=== Records for the exercise ===

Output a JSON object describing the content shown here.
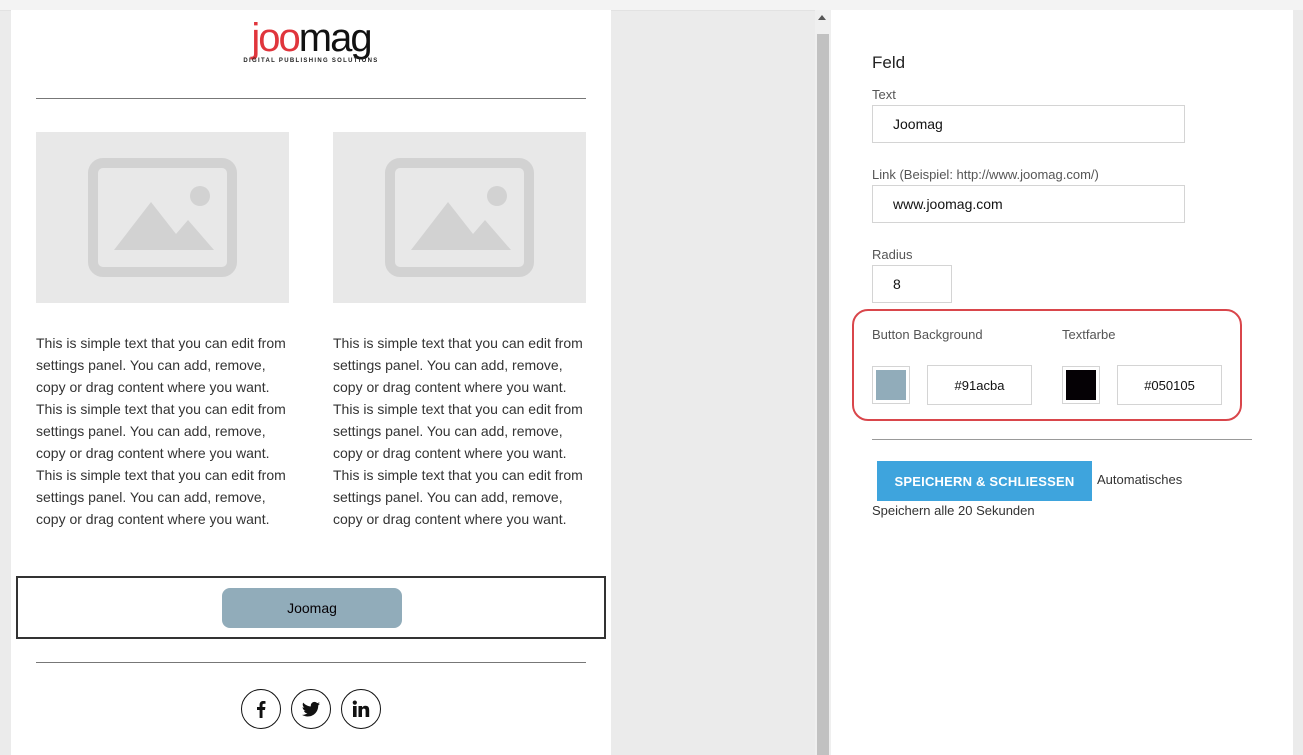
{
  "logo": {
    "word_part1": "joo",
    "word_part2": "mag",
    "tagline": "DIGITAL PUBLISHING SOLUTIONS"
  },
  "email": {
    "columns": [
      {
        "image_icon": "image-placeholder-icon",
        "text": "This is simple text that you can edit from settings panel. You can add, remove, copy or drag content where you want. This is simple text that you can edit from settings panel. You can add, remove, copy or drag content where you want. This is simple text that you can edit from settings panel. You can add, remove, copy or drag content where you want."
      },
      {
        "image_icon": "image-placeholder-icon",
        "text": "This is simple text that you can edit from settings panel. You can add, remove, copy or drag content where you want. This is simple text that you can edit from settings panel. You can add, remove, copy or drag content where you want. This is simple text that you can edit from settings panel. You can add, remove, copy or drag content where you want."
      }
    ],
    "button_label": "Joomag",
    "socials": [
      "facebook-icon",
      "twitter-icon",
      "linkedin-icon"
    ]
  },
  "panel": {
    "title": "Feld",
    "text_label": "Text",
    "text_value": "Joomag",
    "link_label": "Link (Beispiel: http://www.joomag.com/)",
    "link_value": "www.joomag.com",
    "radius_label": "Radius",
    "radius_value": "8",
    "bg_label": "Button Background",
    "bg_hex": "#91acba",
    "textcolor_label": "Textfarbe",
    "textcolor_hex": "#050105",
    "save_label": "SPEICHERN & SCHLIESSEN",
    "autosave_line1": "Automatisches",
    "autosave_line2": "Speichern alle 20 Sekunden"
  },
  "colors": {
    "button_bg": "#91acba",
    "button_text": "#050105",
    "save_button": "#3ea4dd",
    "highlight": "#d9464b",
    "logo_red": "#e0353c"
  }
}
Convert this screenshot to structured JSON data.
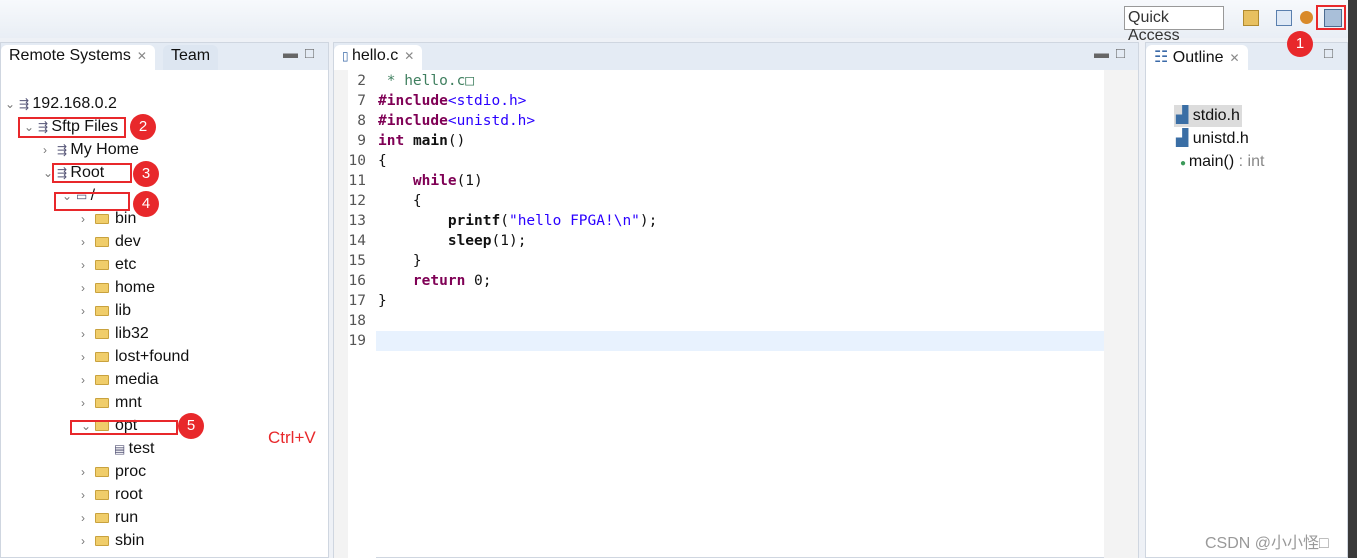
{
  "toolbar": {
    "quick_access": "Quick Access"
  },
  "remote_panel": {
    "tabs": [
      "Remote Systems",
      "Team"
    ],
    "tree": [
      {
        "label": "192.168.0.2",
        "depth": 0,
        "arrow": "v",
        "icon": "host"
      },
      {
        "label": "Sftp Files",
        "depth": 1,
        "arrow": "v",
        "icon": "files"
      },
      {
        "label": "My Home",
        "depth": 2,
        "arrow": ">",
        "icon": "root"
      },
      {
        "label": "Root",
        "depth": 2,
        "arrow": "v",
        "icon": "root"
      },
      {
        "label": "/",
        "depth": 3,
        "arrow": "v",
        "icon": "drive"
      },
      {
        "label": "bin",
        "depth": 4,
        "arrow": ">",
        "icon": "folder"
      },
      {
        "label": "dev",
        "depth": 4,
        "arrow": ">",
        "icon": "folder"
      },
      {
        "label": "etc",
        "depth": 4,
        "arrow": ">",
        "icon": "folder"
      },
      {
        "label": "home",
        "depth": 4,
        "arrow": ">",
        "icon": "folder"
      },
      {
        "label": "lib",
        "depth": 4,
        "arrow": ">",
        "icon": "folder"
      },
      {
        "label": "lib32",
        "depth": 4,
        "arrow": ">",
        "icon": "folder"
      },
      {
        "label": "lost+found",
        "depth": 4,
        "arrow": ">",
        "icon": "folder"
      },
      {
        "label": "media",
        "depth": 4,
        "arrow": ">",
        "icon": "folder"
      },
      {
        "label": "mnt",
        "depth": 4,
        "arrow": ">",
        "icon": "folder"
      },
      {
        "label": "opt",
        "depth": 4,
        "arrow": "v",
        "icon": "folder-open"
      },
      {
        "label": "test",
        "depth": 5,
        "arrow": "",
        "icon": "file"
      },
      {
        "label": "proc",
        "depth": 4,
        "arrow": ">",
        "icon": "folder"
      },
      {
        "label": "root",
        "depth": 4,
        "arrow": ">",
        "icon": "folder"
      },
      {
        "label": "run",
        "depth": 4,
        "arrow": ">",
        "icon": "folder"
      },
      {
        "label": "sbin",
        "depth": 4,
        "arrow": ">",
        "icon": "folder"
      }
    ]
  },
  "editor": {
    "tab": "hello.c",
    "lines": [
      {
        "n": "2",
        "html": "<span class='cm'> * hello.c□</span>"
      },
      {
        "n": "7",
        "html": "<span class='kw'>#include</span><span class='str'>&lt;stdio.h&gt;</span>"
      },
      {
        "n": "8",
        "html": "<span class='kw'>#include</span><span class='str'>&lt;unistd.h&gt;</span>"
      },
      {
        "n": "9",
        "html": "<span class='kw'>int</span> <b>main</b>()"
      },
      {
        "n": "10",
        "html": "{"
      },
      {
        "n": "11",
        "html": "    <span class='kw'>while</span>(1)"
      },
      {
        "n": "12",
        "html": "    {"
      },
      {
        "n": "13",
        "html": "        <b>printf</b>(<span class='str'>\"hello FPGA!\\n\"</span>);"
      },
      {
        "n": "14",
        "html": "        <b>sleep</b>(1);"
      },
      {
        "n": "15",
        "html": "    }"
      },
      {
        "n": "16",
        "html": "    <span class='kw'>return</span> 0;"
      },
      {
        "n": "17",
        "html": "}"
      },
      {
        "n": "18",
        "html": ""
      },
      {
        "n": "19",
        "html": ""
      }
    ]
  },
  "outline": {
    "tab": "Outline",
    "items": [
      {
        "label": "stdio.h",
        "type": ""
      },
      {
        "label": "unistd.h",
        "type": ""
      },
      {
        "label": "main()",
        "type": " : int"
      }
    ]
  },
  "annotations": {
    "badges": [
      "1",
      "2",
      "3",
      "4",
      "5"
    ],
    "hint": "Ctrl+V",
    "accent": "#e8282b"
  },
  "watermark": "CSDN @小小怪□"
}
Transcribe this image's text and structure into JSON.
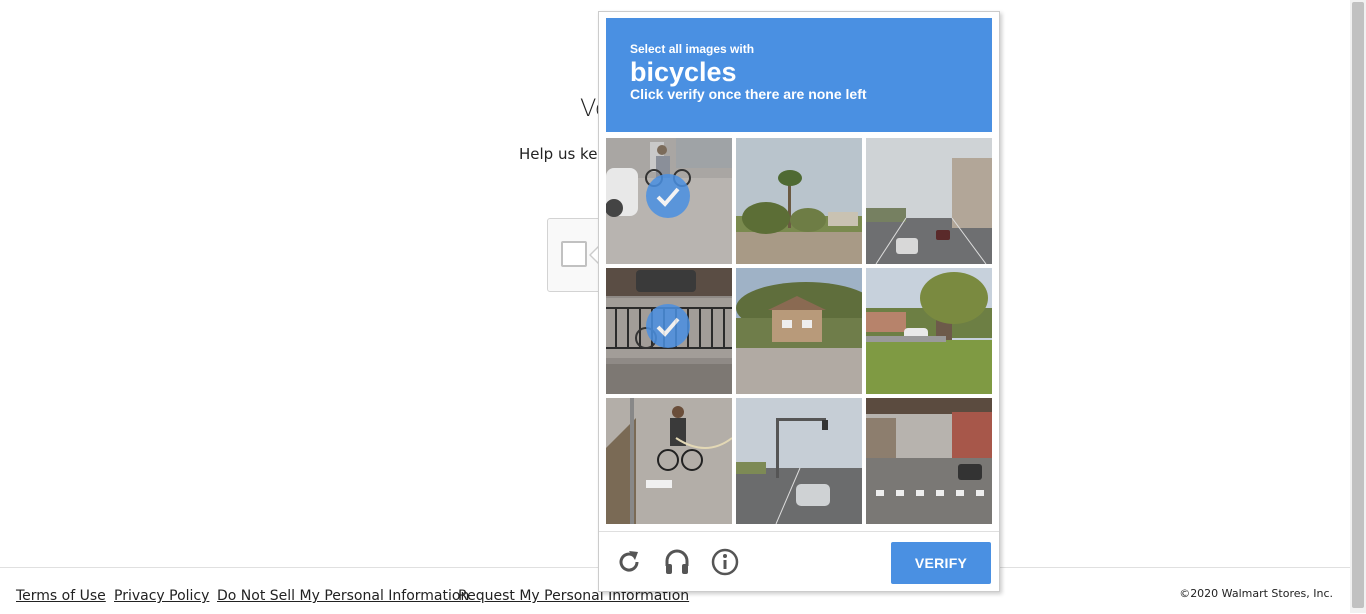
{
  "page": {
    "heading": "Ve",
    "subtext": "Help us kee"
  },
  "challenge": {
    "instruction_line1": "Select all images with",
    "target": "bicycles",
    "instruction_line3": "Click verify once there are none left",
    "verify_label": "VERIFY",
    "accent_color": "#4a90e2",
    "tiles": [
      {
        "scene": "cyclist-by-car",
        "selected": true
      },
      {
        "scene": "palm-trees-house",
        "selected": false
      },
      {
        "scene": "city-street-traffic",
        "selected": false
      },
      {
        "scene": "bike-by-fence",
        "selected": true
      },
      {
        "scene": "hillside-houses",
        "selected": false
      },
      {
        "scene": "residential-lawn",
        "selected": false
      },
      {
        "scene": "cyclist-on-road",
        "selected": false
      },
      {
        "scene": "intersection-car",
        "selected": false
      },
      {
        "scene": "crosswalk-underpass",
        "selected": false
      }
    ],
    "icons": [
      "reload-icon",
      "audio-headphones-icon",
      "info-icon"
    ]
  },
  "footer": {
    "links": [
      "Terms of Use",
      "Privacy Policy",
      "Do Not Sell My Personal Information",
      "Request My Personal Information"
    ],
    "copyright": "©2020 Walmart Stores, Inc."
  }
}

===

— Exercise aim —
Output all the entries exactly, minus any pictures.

— Your response —
Output a JSON object describing the content shown here.
{
  "logo": {
    "word_part1": "joo",
    "word_part2": "mag",
    "tagline": "DIGITAL PUBLISHING SOLUTIONS"
  },
  "email": {
    "columns": [
      {
        "image_icon": "image-placeholder-icon",
        "text": "This is simple text that you can edit from settings panel. You can add, remove, copy or drag content where you want. This is simple text that you can edit from settings panel. You can add, remove, copy or drag content where you want. This is simple text that you can edit from settings panel. You can add, remove, copy or drag content where you want."
      },
      {
        "image_icon": "image-placeholder-icon",
        "text": "This is simple text that you can edit from settings panel. You can add, remove, copy or drag content where you want. This is simple text that you can edit from settings panel. You can add, remove, copy or drag content where you want. This is simple text that you can edit from settings panel. You can add, remove, copy or drag content where you want."
      }
    ],
    "button_label": "Joomag",
    "socials": [
      "facebook-icon",
      "twitter-icon",
      "linkedin-icon"
    ]
  },
  "panel": {
    "title": "Feld",
    "text_label": "Text",
    "text_value": "Joomag",
    "link_label": "Link (Beispiel: http://www.joomag.com/)",
    "link_value": "www.joomag.com",
    "radius_label": "Radius",
    "radius_value": "8",
    "bg_label": "Button Background",
    "bg_hex": "#91acba",
    "textcolor_label": "Textfarbe",
    "textcolor_hex": "#050105",
    "save_label": "SPEICHERN & SCHLIESSEN",
    "autosave_line1": "Automatisches",
    "autosave_line2": "Speichern alle 20 Sekunden"
  },
  "colors": {
    "button_bg": "#91acba",
    "button_text": "#050105",
    "save_button": "#3ea4dd",
    "highlight": "#d9464b",
    "logo_red": "#e0353c"
  }
}
Convert this screenshot to structured JSON data.
{
  "toolbar": {
    "quick_access": "Quick Access"
  },
  "remote_panel": {
    "tabs": [
      "Remote Systems",
      "Team"
    ],
    "tree": [
      {
        "label": "192.168.0.2",
        "depth": 0,
        "arrow": "v",
        "icon": "host"
      },
      {
        "label": "Sftp Files",
        "depth": 1,
        "arrow": "v",
        "icon": "files"
      },
      {
        "label": "My Home",
        "depth": 2,
        "arrow": ">",
        "icon": "root"
      },
      {
        "label": "Root",
        "depth": 2,
        "arrow": "v",
        "icon": "root"
      },
      {
        "label": "/",
        "depth": 3,
        "arrow": "v",
        "icon": "drive"
      },
      {
        "label": "bin",
        "depth": 4,
        "arrow": ">",
        "icon": "folder"
      },
      {
        "label": "dev",
        "depth": 4,
        "arrow": ">",
        "icon": "folder"
      },
      {
        "label": "etc",
        "depth": 4,
        "arrow": ">",
        "icon": "folder"
      },
      {
        "label": "home",
        "depth": 4,
        "arrow": ">",
        "icon": "folder"
      },
      {
        "label": "lib",
        "depth": 4,
        "arrow": ">",
        "icon": "folder"
      },
      {
        "label": "lib32",
        "depth": 4,
        "arrow": ">",
        "icon": "folder"
      },
      {
        "label": "lost+found",
        "depth": 4,
        "arrow": ">",
        "icon": "folder"
      },
      {
        "label": "media",
        "depth": 4,
        "arrow": ">",
        "icon": "folder"
      },
      {
        "label": "mnt",
        "depth": 4,
        "arrow": ">",
        "icon": "folder"
      },
      {
        "label": "opt",
        "depth": 4,
        "arrow": "v",
        "icon": "folder-open"
      },
      {
        "label": "test",
        "depth": 5,
        "arrow": "",
        "icon": "file"
      },
      {
        "label": "proc",
        "depth": 4,
        "arrow": ">",
        "icon": "folder"
      },
      {
        "label": "root",
        "depth": 4,
        "arrow": ">",
        "icon": "folder"
      },
      {
        "label": "run",
        "depth": 4,
        "arrow": ">",
        "icon": "folder"
      },
      {
        "label": "sbin",
        "depth": 4,
        "arrow": ">",
        "icon": "folder"
      }
    ]
  },
  "editor": {
    "tab": "hello.c",
    "lines": [
      {
        "n": "2",
        "html": "<span class='cm'> * hello.c□</span>"
      },
      {
        "n": "7",
        "html": "<span class='kw'>#include</span><span class='str'>&lt;stdio.h&gt;</span>"
      },
      {
        "n": "8",
        "html": "<span class='kw'>#include</span><span class='str'>&lt;unistd.h&gt;</span>"
      },
      {
        "n": "9",
        "html": "<span class='kw'>int</span> <b>main</b>()"
      },
      {
        "n": "10",
        "html": "{"
      },
      {
        "n": "11",
        "html": "    <span class='kw'>while</span>(1)"
      },
      {
        "n": "12",
        "html": "    {"
      },
      {
        "n": "13",
        "html": "        <b>printf</b>(<span class='str'>\"hello FPGA!\\n\"</span>);"
      },
      {
        "n": "14",
        "html": "        <b>sleep</b>(1);"
      },
      {
        "n": "15",
        "html": "    }"
      },
      {
        "n": "16",
        "html": "    <span class='kw'>return</span> 0;"
      },
      {
        "n": "17",
        "html": "}"
      },
      {
        "n": "18",
        "html": ""
      },
      {
        "n": "19",
        "html": ""
      }
    ]
  },
  "outline": {
    "tab": "Outline",
    "items": [
      {
        "label": "stdio.h",
        "type": ""
      },
      {
        "label": "unistd.h",
        "type": ""
      },
      {
        "label": "main()",
        "type": " : int"
      }
    ]
  },
  "annotations": {
    "badges": [
      "1",
      "2",
      "3",
      "4",
      "5"
    ],
    "hint": "Ctrl+V",
    "accent": "#e8282b"
  },
  "watermark": "CSDN @小小怪□"
}
Transcribe this image's text and structure into JSON.
{
  "page": {
    "heading": "Ve",
    "subtext": "Help us kee"
  },
  "challenge": {
    "instruction_line1": "Select all images with",
    "target": "bicycles",
    "instruction_line3": "Click verify once there are none left",
    "verify_label": "VERIFY",
    "accent_color": "#4a90e2",
    "tiles": [
      {
        "scene": "cyclist-by-car",
        "selected": true
      },
      {
        "scene": "palm-trees-house",
        "selected": false
      },
      {
        "scene": "city-street-traffic",
        "selected": false
      },
      {
        "scene": "bike-by-fence",
        "selected": true
      },
      {
        "scene": "hillside-houses",
        "selected": false
      },
      {
        "scene": "residential-lawn",
        "selected": false
      },
      {
        "scene": "cyclist-on-road",
        "selected": false
      },
      {
        "scene": "intersection-car",
        "selected": false
      },
      {
        "scene": "crosswalk-underpass",
        "selected": false
      }
    ],
    "icons": [
      "reload-icon",
      "audio-headphones-icon",
      "info-icon"
    ]
  },
  "footer": {
    "links": [
      "Terms of Use",
      "Privacy Policy",
      "Do Not Sell My Personal Information",
      "Request My Personal Information"
    ],
    "copyright": "©2020 Walmart Stores, Inc."
  }
}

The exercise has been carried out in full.